> _Assignment_
Which lines in the records below contain the word "شماره"? Copy each one.

Collected data entries
+++

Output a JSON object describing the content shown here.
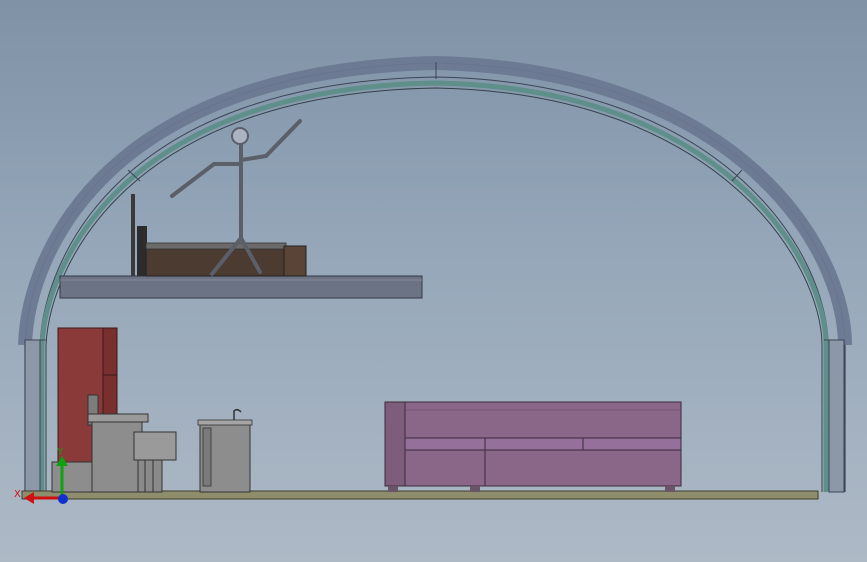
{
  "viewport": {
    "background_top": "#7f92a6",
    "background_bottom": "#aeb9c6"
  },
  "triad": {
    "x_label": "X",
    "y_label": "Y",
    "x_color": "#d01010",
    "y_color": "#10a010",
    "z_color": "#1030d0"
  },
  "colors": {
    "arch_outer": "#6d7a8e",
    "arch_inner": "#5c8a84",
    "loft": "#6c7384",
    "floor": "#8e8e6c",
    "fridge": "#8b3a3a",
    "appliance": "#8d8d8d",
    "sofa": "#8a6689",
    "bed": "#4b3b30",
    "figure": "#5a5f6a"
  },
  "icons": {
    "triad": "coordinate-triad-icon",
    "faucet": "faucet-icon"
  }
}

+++

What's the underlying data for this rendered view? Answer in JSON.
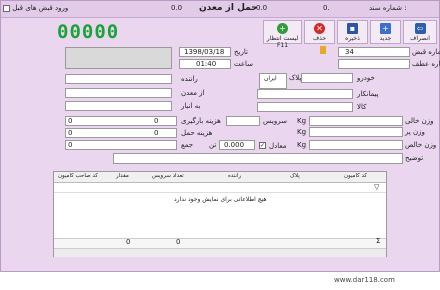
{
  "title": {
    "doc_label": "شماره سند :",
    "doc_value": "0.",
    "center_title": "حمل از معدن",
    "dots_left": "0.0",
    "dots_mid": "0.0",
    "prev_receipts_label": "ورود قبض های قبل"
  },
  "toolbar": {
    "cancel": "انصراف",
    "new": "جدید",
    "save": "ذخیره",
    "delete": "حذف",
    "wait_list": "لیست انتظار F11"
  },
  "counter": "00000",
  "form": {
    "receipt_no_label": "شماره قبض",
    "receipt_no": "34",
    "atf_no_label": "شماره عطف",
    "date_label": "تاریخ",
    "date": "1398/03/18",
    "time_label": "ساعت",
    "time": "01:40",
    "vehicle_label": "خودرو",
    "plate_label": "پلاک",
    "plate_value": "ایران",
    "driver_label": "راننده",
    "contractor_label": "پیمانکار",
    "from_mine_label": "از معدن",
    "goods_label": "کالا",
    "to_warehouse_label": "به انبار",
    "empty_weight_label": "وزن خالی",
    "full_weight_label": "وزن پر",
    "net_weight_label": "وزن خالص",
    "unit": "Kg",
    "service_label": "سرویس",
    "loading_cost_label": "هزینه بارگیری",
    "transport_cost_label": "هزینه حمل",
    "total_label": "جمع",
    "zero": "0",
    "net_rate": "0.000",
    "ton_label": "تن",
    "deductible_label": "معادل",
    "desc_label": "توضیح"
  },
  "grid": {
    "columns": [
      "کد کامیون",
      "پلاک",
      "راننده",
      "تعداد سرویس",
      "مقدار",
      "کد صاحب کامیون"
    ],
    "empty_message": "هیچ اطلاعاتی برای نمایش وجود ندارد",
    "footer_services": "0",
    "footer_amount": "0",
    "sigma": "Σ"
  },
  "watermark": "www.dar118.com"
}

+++

> _Result_
    "doc_label": "شماره سند :",
    "receipt_no_label": "شماره قبض",
    "atf_no_label": "شماره عطف",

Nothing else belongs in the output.